## Required action
Find how many lines in the data below mention "kind". Give the number only.
|---|
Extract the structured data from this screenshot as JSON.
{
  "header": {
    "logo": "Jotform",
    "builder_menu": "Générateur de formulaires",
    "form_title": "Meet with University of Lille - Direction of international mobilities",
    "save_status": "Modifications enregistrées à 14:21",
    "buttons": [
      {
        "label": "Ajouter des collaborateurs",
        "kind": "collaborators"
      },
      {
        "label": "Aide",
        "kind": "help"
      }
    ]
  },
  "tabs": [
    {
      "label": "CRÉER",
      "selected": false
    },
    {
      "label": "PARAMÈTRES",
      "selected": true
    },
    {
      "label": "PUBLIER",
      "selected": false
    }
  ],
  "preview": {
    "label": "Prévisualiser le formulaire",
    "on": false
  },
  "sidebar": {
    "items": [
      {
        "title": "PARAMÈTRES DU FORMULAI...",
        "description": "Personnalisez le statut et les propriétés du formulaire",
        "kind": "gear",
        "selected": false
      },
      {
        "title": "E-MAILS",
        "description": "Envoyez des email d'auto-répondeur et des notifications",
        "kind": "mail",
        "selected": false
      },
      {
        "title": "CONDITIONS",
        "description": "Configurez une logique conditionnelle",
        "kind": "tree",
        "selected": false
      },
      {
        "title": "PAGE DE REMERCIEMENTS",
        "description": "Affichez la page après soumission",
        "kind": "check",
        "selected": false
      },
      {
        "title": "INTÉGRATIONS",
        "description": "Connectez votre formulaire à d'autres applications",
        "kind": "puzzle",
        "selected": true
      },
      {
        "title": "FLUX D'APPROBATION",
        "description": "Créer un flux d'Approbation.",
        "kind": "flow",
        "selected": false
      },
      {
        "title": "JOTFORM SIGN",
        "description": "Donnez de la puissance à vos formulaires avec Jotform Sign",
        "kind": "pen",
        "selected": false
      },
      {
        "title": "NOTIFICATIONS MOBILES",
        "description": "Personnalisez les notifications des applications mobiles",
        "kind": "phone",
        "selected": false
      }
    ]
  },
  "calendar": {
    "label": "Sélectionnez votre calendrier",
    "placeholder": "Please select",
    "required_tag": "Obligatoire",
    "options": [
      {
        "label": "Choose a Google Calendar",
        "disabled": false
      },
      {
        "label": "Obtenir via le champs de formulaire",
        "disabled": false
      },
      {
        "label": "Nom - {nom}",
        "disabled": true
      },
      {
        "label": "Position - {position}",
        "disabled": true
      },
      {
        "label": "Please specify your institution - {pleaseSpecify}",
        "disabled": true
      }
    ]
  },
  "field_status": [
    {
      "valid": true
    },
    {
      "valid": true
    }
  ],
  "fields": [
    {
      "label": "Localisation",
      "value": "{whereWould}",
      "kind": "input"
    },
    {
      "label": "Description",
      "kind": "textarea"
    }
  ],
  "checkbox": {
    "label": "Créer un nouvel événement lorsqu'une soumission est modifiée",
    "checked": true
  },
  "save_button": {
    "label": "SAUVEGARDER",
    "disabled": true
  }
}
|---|
## Problem solution
12